▶ **INSTRUCTIONS TO FOLLOW**: Write each line out a second time, exactly as shown below.

________

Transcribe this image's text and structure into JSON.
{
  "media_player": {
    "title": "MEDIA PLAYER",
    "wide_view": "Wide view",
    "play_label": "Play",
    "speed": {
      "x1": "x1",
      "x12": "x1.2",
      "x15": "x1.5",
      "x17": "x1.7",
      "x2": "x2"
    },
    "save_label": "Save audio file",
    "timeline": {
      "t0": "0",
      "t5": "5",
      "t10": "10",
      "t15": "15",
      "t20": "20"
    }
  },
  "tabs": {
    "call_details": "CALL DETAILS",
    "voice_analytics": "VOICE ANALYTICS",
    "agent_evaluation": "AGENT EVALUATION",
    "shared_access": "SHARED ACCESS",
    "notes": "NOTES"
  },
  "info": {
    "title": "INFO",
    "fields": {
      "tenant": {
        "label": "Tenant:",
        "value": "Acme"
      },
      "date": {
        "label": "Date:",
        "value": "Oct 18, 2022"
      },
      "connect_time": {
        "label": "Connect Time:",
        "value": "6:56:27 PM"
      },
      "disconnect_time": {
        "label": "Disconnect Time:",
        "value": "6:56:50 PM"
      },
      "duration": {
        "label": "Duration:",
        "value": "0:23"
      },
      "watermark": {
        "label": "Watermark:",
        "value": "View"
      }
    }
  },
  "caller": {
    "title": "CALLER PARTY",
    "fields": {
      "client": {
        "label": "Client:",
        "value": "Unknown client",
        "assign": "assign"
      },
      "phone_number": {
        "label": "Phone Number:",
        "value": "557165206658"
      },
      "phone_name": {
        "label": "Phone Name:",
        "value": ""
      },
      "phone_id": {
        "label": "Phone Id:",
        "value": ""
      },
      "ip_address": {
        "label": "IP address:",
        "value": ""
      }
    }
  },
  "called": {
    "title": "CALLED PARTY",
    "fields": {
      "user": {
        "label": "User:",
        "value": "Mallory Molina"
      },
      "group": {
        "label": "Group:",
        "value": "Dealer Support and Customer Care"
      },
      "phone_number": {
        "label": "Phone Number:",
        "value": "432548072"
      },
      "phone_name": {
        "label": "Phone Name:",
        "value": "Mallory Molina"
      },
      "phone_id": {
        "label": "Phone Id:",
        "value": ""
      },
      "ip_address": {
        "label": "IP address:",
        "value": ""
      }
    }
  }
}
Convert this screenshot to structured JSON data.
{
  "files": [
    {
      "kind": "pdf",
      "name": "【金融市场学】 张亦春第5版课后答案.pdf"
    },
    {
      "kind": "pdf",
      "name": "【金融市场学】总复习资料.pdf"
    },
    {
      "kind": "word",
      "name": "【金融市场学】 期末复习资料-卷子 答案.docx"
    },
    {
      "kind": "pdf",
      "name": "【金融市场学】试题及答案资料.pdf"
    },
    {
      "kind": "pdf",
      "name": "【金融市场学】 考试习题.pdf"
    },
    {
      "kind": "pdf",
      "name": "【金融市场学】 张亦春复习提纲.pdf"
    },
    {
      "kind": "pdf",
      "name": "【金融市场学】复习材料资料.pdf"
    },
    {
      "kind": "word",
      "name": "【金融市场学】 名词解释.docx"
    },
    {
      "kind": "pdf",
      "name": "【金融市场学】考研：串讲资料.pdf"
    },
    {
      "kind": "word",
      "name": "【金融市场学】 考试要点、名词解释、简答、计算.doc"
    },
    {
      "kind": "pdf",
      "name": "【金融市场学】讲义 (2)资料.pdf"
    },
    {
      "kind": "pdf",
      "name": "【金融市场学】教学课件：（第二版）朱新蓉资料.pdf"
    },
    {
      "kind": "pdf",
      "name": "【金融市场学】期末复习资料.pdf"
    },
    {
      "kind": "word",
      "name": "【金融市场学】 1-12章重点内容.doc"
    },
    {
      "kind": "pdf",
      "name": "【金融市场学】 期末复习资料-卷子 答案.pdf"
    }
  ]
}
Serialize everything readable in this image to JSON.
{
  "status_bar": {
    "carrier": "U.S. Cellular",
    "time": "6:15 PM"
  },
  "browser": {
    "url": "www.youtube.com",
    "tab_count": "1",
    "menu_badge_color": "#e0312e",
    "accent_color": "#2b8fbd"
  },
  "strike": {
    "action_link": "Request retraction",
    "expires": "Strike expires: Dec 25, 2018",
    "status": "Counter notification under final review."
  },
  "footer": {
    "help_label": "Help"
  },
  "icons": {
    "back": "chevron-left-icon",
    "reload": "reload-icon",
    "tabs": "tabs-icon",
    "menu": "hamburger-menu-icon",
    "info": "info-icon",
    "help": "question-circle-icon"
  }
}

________

▶ **YOUR RESPONSE**:
Transcribe this image's text and structure into JSON.
{
  "media_player": {
    "title": "MEDIA PLAYER",
    "wide_view": "Wide view",
    "play_label": "Play",
    "speed": {
      "x1": "x1",
      "x12": "x1.2",
      "x15": "x1.5",
      "x17": "x1.7",
      "x2": "x2"
    },
    "save_label": "Save audio file",
    "timeline": {
      "t0": "0",
      "t5": "5",
      "t10": "10",
      "t15": "15",
      "t20": "20"
    }
  },
  "tabs": {
    "call_details": "CALL DETAILS",
    "voice_analytics": "VOICE ANALYTICS",
    "agent_evaluation": "AGENT EVALUATION",
    "shared_access": "SHARED ACCESS",
    "notes": "NOTES"
  },
  "info": {
    "title": "INFO",
    "fields": {
      "tenant": {
        "label": "Tenant:",
        "value": "Acme"
      },
      "date": {
        "label": "Date:",
        "value": "Oct 18, 2022"
      },
      "connect_time": {
        "label": "Connect Time:",
        "value": "6:56:27 PM"
      },
      "disconnect_time": {
        "label": "Disconnect Time:",
        "value": "6:56:50 PM"
      },
      "duration": {
        "label": "Duration:",
        "value": "0:23"
      },
      "watermark": {
        "label": "Watermark:",
        "value": "View"
      }
    }
  },
  "caller": {
    "title": "CALLER PARTY",
    "fields": {
      "client": {
        "label": "Client:",
        "value": "Unknown client",
        "assign": "assign"
      },
      "phone_number": {
        "label": "Phone Number:",
        "value": "557165206658"
      },
      "phone_name": {
        "label": "Phone Name:",
        "value": ""
      },
      "phone_id": {
        "label": "Phone Id:",
        "value": ""
      },
      "ip_address": {
        "label": "IP address:",
        "value": ""
      }
    }
  },
  "called": {
    "title": "CALLED PARTY",
    "fields": {
      "user": {
        "label": "User:",
        "value": "Mallory Molina"
      },
      "group": {
        "label": "Group:",
        "value": "Dealer Support and Customer Care"
      },
      "phone_number": {
        "label": "Phone Number:",
        "value": "432548072"
      },
      "phone_name": {
        "label": "Phone Name:",
        "value": "Mallory Molina"
      },
      "phone_id": {
        "label": "Phone Id:",
        "value": ""
      },
      "ip_address": {
        "label": "IP address:",
        "value": ""
      }
    }
  }
}
Convert this screenshot to structured JSON data.
{
  "files": [
    {
      "kind": "pdf",
      "name": "【金融市场学】 张亦春第5版课后答案.pdf"
    },
    {
      "kind": "pdf",
      "name": "【金融市场学】总复习资料.pdf"
    },
    {
      "kind": "word",
      "name": "【金融市场学】 期末复习资料-卷子 答案.docx"
    },
    {
      "kind": "pdf",
      "name": "【金融市场学】试题及答案资料.pdf"
    },
    {
      "kind": "pdf",
      "name": "【金融市场学】 考试习题.pdf"
    },
    {
      "kind": "pdf",
      "name": "【金融市场学】 张亦春复习提纲.pdf"
    },
    {
      "kind": "pdf",
      "name": "【金融市场学】复习材料资料.pdf"
    },
    {
      "kind": "word",
      "name": "【金融市场学】 名词解释.docx"
    },
    {
      "kind": "pdf",
      "name": "【金融市场学】考研：串讲资料.pdf"
    },
    {
      "kind": "word",
      "name": "【金融市场学】 考试要点、名词解释、简答、计算.doc"
    },
    {
      "kind": "pdf",
      "name": "【金融市场学】讲义 (2)资料.pdf"
    },
    {
      "kind": "pdf",
      "name": "【金融市场学】教学课件：（第二版）朱新蓉资料.pdf"
    },
    {
      "kind": "pdf",
      "name": "【金融市场学】期末复习资料.pdf"
    },
    {
      "kind": "word",
      "name": "【金融市场学】 1-12章重点内容.doc"
    },
    {
      "kind": "pdf",
      "name": "【金融市场学】 期末复习资料-卷子 答案.pdf"
    }
  ]
}
Serialize everything readable in this image to JSON.
{
  "status_bar": {
    "carrier": "U.S. Cellular",
    "time": "6:15 PM"
  },
  "browser": {
    "url": "www.youtube.com",
    "tab_count": "1",
    "menu_badge_color": "#e0312e",
    "accent_color": "#2b8fbd"
  },
  "strike": {
    "action_link": "Request retraction",
    "expires": "Strike expires: Dec 25, 2018",
    "status": "Counter notification under final review."
  },
  "footer": {
    "help_label": "Help"
  },
  "icons": {
    "back": "chevron-left-icon",
    "reload": "reload-icon",
    "tabs": "tabs-icon",
    "menu": "hamburger-menu-icon",
    "info": "info-icon",
    "help": "question-circle-icon"
  }
}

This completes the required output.